The Tesla Model X is expected to have a 10% less range than the Model S which puts it at 243 miles EPA. PHEVs with tiny EV ranges are terrible competition for long range BEVs. The average American drives 35 miles per day or more. That's why the Chevy Volt came out with a 35-mile range, so people could do all of their day-to-day driving on electricity and have the gas engine for the occasional long trip. These plug-in hybrid SUVs with tiny ranges would burn gas almost every single day. It's a tiny step in the right direction, but we expect more out of BMW. They are supposed to be a technologically advanced car company. It's as if they really don't care. Adding enough batteries to give it decent range (>30 miles) and performance in EV mode would have made it a much better vehicle. Larger, better batteries would enable the owners to drive over 90% of the time in EV mode, potentially saving money in the long run and making it a more exciting vehicle to drive.
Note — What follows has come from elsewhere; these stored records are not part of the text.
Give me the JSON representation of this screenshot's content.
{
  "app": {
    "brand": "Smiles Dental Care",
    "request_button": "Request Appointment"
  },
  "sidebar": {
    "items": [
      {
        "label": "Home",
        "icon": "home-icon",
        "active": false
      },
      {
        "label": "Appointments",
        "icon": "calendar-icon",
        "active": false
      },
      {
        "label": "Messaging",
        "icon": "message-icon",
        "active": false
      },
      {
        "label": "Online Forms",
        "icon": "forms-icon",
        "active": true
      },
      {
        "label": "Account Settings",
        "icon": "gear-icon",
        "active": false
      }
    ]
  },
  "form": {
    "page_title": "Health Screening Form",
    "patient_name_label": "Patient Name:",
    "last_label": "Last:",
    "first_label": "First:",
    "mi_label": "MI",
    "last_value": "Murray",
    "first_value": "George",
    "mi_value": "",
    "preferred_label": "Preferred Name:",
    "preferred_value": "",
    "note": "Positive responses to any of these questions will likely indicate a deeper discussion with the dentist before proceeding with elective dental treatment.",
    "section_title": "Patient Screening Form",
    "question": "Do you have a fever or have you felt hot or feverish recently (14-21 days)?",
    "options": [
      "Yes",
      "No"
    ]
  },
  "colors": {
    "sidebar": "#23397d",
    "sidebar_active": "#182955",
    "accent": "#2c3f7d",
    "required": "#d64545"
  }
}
The xDrive40e will get you up a mountain with minimal expense at the pump, and greatly reduced emissions. For luxury buyers wanting green cred, that should be a far more attractive selling point than driving over imaginary boulders.